— The task —
Every record needs to be set down again without a single difference.

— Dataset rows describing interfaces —
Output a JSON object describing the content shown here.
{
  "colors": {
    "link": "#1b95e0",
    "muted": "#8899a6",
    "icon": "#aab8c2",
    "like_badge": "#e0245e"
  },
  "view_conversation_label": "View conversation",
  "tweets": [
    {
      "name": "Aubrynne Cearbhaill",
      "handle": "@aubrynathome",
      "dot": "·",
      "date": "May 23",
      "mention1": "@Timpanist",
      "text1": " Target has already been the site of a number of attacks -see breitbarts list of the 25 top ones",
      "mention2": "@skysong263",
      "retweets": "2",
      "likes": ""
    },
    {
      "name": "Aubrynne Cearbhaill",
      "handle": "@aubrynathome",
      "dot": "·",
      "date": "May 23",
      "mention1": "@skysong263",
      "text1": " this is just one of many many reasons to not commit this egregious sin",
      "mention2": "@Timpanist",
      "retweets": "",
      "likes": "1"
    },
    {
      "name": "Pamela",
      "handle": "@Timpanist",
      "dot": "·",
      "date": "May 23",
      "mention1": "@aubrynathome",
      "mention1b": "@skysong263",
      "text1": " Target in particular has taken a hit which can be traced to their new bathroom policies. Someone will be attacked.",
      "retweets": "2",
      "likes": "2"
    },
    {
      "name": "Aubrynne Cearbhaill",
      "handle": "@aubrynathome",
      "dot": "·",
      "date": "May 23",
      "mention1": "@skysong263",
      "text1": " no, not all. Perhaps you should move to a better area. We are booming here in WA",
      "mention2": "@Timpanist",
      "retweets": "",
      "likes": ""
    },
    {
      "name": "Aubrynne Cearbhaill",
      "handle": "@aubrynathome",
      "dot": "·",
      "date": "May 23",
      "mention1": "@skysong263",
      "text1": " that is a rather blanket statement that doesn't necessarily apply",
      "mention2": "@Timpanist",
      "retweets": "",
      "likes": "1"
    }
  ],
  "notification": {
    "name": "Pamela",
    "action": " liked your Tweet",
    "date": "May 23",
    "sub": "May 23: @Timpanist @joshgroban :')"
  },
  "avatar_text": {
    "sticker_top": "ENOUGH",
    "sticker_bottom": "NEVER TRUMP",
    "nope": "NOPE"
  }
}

— Response —
Output a JSON object describing the content shown here.
{
  "colors": {
    "link": "#1b95e0",
    "muted": "#8899a6",
    "icon": "#aab8c2",
    "like_badge": "#e0245e"
  },
  "view_conversation_label": "View conversation",
  "tweets": [
    {
      "name": "Aubrynne Cearbhaill",
      "handle": "@aubrynathome",
      "dot": "·",
      "date": "May 23",
      "mention1": "@Timpanist",
      "text1": " Target has already been the site of a number of attacks -see breitbarts list of the 25 top ones",
      "mention2": "@skysong263",
      "retweets": "2",
      "likes": ""
    },
    {
      "name": "Aubrynne Cearbhaill",
      "handle": "@aubrynathome",
      "dot": "·",
      "date": "May 23",
      "mention1": "@skysong263",
      "text1": " this is just one of many many reasons to not commit this egregious sin",
      "mention2": "@Timpanist",
      "retweets": "",
      "likes": "1"
    },
    {
      "name": "Pamela",
      "handle": "@Timpanist",
      "dot": "·",
      "date": "May 23",
      "mention1": "@aubrynathome",
      "mention1b": "@skysong263",
      "text1": " Target in particular has taken a hit which can be traced to their new bathroom policies. Someone will be attacked.",
      "retweets": "2",
      "likes": "2"
    },
    {
      "name": "Aubrynne Cearbhaill",
      "handle": "@aubrynathome",
      "dot": "·",
      "date": "May 23",
      "mention1": "@skysong263",
      "text1": " no, not all. Perhaps you should move to a better area. We are booming here in WA",
      "mention2": "@Timpanist",
      "retweets": "",
      "likes": ""
    },
    {
      "name": "Aubrynne Cearbhaill",
      "handle": "@aubrynathome",
      "dot": "·",
      "date": "May 23",
      "mention1": "@skysong263",
      "text1": " that is a rather blanket statement that doesn't necessarily apply",
      "mention2": "@Timpanist",
      "retweets": "",
      "likes": "1"
    }
  ],
  "notification": {
    "name": "Pamela",
    "action": " liked your Tweet",
    "date": "May 23",
    "sub": "May 23: @Timpanist @joshgroban :')"
  },
  "avatar_text": {
    "sticker_top": "ENOUGH",
    "sticker_bottom": "NEVER TRUMP",
    "nope": "NOPE"
  }
}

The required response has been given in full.